Now that spring has arrived and your garden, trees, shrubs, and lawns are starting to grow again, all this activity will be sure to attract insects. While some are there to help, other insects don't do your garden or lawn any good. That's when you know it's time or insect control strategies. Plus, what you do now in the springtime can help control insects the whole year round. To get started, it's important to know that there are three general strategies you can use for garden insect control. These include physical controls, live controls, and packaged controls. Although each insect control strategy is good, you need one that fits your type of garden and insect issues. This is where it can help to have a professional assist you with your garden and lawn maintenance as they are adept at understanding the best inset control strategy to implement. First, physical pest control manually removes insects. For example, this can involve cutting the larvae of cottonwood borers out of trees or shrubs. Or, soil covers can be placed around your plants' roots. This strategy for insect control can prevent maggots from reaching these roots and destroying the plants. Second, live pest control uses the power of nature to eliminate insects. This involves introducing certain insects that feed on the insects that are destroying your plants. For example ladybugs and praying mantises take care of aphids. Third, you can control insects by using chemicals or packaged pest control products. Focus on non-toxic products before opting for the stronger chemicals. You can also opt for some other alternatives for pest control to help keep insects away from your gardens and lawns the whole year round. These include electronic pest control techniques, including the use of ultrasonic frequencies. Also, you may want to consider organic pest control products that use citric acid or garlic to kill insects. Sesame oil, thyme oil, and clove oil are integral to other types of organic alternatives for relief from pest infestations without damaging your garden. Contact us today if you would like to get professional help in learning how to control insects in spring as well as all year.

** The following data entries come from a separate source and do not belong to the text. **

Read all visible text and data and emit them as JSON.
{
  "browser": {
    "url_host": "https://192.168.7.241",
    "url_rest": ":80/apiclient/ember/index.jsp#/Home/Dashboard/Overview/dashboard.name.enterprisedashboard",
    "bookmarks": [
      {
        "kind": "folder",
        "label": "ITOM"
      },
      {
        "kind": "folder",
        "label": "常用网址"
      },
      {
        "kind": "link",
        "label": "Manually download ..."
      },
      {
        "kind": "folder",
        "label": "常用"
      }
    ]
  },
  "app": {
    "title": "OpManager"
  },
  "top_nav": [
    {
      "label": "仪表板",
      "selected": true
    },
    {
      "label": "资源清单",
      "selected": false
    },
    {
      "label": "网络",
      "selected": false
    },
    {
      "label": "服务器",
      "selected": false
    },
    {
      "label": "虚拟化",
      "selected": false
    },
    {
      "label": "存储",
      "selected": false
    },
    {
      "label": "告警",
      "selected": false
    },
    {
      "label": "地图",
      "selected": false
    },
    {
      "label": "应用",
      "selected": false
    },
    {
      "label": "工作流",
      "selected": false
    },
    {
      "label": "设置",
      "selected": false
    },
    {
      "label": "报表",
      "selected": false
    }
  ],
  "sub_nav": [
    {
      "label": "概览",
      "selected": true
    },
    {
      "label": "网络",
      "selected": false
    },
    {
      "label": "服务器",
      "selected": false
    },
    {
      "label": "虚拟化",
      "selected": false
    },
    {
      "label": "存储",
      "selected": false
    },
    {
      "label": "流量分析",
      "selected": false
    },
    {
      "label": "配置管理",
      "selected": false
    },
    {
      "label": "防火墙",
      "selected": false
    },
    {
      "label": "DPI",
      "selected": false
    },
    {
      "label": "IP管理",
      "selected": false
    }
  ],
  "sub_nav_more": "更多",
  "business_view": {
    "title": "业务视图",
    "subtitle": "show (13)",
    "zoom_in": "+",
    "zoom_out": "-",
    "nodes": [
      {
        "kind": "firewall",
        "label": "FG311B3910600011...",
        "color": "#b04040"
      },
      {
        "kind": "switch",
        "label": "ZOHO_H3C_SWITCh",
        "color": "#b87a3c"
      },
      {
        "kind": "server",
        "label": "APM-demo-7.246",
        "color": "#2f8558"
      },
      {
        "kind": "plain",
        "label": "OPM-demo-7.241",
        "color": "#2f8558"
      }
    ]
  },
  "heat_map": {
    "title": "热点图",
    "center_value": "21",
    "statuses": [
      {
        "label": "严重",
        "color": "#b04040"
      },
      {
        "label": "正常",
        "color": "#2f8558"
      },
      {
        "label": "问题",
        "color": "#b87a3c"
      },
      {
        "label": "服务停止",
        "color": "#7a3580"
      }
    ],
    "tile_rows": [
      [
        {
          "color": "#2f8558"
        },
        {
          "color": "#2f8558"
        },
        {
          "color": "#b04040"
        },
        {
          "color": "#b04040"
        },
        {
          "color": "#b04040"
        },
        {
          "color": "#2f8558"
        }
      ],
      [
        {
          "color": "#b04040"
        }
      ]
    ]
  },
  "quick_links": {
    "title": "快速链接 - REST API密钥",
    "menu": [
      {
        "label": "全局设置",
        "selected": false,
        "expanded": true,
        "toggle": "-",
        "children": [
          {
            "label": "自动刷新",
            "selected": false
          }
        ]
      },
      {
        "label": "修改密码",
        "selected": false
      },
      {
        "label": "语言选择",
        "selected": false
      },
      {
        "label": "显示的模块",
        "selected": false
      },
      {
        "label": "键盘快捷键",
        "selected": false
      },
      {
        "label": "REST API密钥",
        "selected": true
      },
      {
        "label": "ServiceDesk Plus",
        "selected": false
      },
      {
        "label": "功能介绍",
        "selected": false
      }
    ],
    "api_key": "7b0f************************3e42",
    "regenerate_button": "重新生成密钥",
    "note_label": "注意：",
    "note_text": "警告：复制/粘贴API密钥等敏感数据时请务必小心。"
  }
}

As Tennessee’s capitol continues to develop, industry, tourism, and infrastructure are preparing for what is next. The August luncheon for the Greater Nashville Hospitality Association (GHNA) featured a discussion about the rapid growth of Nashville, particularly as it relates to hotels in the city. GNHA works to provide support and advocacy for all hospitality related businesses and serves as a leading educator in the Nashville area hospitality industry. Metro Planning Department Executive Director Doug Sloan spoke about NashvilleNext, the 25 year vision for the city. The plan, adopted last year by the planning commission, was a combined effort of 18,500 community participants. It focuses on the growth, development, and preservation of the emerging and ever-changing city. Sloan referred to NashvilleNext, a guiding force for Nashville’s future, where population is expected to experience significant growth 2040. The issues addressed in NashvilleNext anticipate solutions for the flourishing climate of the hospitality industry. “Our department by nature is a department of change,” Sloan said. According to Nashville.gov, the 25-year plan aims to: · Preserve our neighborhoods while building housing close to transit and jobs · Protect rural character and natural resources · Create walkable centers with jobs, housing and services in suburban and urban areas · Expand walking, biking and transit · Make our city affordable for all Nashvillians Nashville was named by Forbes as one of the top 16 destinations of 2016, and Nashville visitors spent in excess of 5.5 million dollars in 2015. The tourism-related field employs almost 60,000 metropolitan Davidson County residents. by Kristi Stephens Walker, Community Representative for Pugh’s EarthWorks